But, if given lemons, make lemonade, right? Call me a dork. Plenty of others do, but I cannot begin to describe the pride in my heart and the stupid smile that shows up on my face every time I get to tell someone I work at the Cincinnati Zoo & Botanical Garden. Across every department, amazing things happen every day. Nowhere on earth is positive attitude more intrinsic. It’s woven in so deeply and thoroughly that something amazing had to happen. Even in a pandemic. And, in fact, multiple things did. Among them, someone–I don’t know who–thought to cut tulips and take them to the front line medical workers at the hospitals.

As I observe people in these times, I have become so moved and inspired by the efforts of proactive, positive people–those who, when things went south, managed to rise above the scoffing, second-guessing, finger wagging, and complaining that many others reverted to, and, instead, willingly accepted the reality, buckled down, and with a bright attitude put in the hard work and sacrifice that will turn things around for the greater good.

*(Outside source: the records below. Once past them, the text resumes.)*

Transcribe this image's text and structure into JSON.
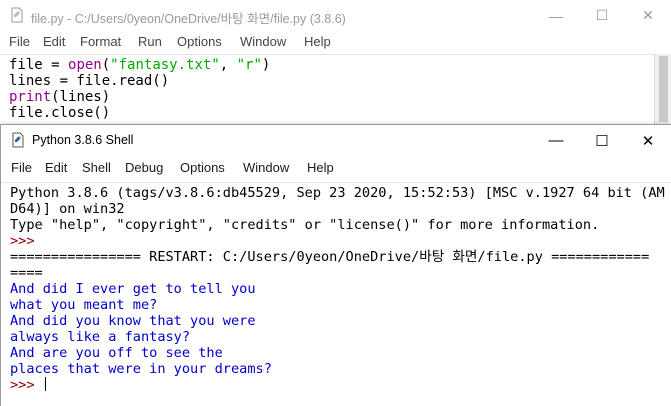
{
  "editor": {
    "title": "file.py - C:/Users/0yeon/OneDrive/바탕 화면/file.py (3.8.6)",
    "menu": [
      "File",
      "Edit",
      "Format",
      "Run",
      "Options",
      "Window",
      "Help"
    ],
    "code": {
      "line1_a": "file = ",
      "line1_b": "open",
      "line1_c": "(",
      "line1_d": "\"fantasy.txt\"",
      "line1_e": ", ",
      "line1_f": "\"r\"",
      "line1_g": ")",
      "line2": "lines = file.read()",
      "line3_a": "print",
      "line3_b": "(lines)",
      "line4": "file.close()"
    },
    "controls": {
      "minimize": "—",
      "maximize": "☐",
      "close": "✕"
    }
  },
  "shell": {
    "title": "Python 3.8.6 Shell",
    "menu": [
      "File",
      "Edit",
      "Shell",
      "Debug",
      "Options",
      "Window",
      "Help"
    ],
    "controls": {
      "minimize": "—",
      "maximize": "☐",
      "close": "✕"
    },
    "lines": {
      "banner1": "Python 3.8.6 (tags/v3.8.6:db45529, Sep 23 2020, 15:52:53) [MSC v.1927 64 bit (AM",
      "banner2": "D64)] on win32",
      "banner3": "Type \"help\", \"copyright\", \"credits\" or \"license()\" for more information.",
      "prompt1": ">>> ",
      "restart1": "================ RESTART: C:/Users/0yeon/OneDrive/바탕 화면/file.py ============",
      "restart2": "====",
      "out1": "And did I ever get to tell you",
      "out2": "what you meant me?",
      "out3": "And did you know that you were",
      "out4": "always like a fantasy?",
      "out5": "And are you off to see the",
      "out6": "places that were in your dreams?",
      "prompt2": ">>> "
    }
  },
  "colors": {
    "prompt": "#8b0000",
    "output": "#0000c8",
    "builtin": "#900090",
    "string": "#00aa00"
  }
}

All this is taking a long way around to the simple fact that I had a thought. Witnessing the sincere and generous gratitude expressed over a handful of cut tulips by over worked, stressed out, hospital workers struggling to save lives against a nasty, little understood contagion, while at the same time finding life-giving  healing and solace in my home garden as my mother slipped ever closer to death, it occurred to me that this might be a time for gardeners to step up and make a real difference!

We all know somebody in the trenches—doctors, nurses, hospital support staff, paramedics, cops, truck drivers, sanitation workers, grocery store clerks. The list goes on. Why not mow their lawn, pull some weeds, and mulch their beds? The last thing they need right now is yard work, but now more than ever they might need a yard that is more than a yard. Why not divide a favorite perennial or two and plant it in a perfect spot in their garden? At the very least, cut some fresh flowers and drop them off. And if one of your other neighbors is struggling to make a garden, give them a hand. Bestow on them the lessons you’ve learned over many years. If you belong to a garden club, think a little larger. Maybe plant a little pollinator garden outside the windows of nursing homes where so many languish without even family being able to visit. This can be done while practicing safe social distancing. I bet the nursing home would give permission. I guarantee that summer will find many a grateful face peering out and enjoying all the color and the birds.

So what do you think? Dumb idea? I think at the very least it needs a pithy name. Gardeners for Glory! Hero Horticulturists. Plants Opposed to Pandemics? Sometimes I think I write okay, but, I sure do know I suck at titles. Maybe you or somebody that’s good at them will think of something.

Anyway, that’s all I’ve got. I’m tired. I surely hope you and your family are all safe and well. Oh, and here. A promise. If I survive this thing (about a 50-50 prospect), and if I still have a job when it’s all over, and if the airlines can find the keys to restart their airplanes, Michele and I will join you for one of your British garden tour adventures. I’ll even promise to behave! I won’t say things that will upset the locals, and I’ll just look the other way without comment when I see them shearing 30’ hedges of mountain laurels.  Deal?

Your friend,

Scott